Both parties are equally responsible for any unpaid credit card balance. If the primary accountholder defaults on the credit card debt, the card issuer will seek payment from the cosigner. Also, if the primary accountholder makes late payments, they could damage the cosigner’s credit score. Even if, as a cosigner, you are never required to repay the debt, your liability for the loan/credit could keep you from getting other credit you apply for because lenders will include the cosigned credit in your debt-to-income ratio. For these reasons, consider any request to cosign a loan or other type of credit account very carefully before you agree.

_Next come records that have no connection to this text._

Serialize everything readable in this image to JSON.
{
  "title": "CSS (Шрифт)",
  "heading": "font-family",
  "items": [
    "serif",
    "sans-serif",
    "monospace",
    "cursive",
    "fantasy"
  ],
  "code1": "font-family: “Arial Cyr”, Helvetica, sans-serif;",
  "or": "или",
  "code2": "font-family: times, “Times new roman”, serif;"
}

It can also be challenging to remove your name as a cosigner on an account. The creditor has no incentive to assume greater risk by removing an additional party (you) who could be collected from or sued for any unpaid debt. If the credit card issuer is not willing to remove your name, your only option would be to close the account, but for that, the primary accountholder's permission might be required. If the account were closed, you would still be responsible for the unpaid balance if the cardholder did not pay it off, but new charges could not be made.
Contact the credit card issuer for more information.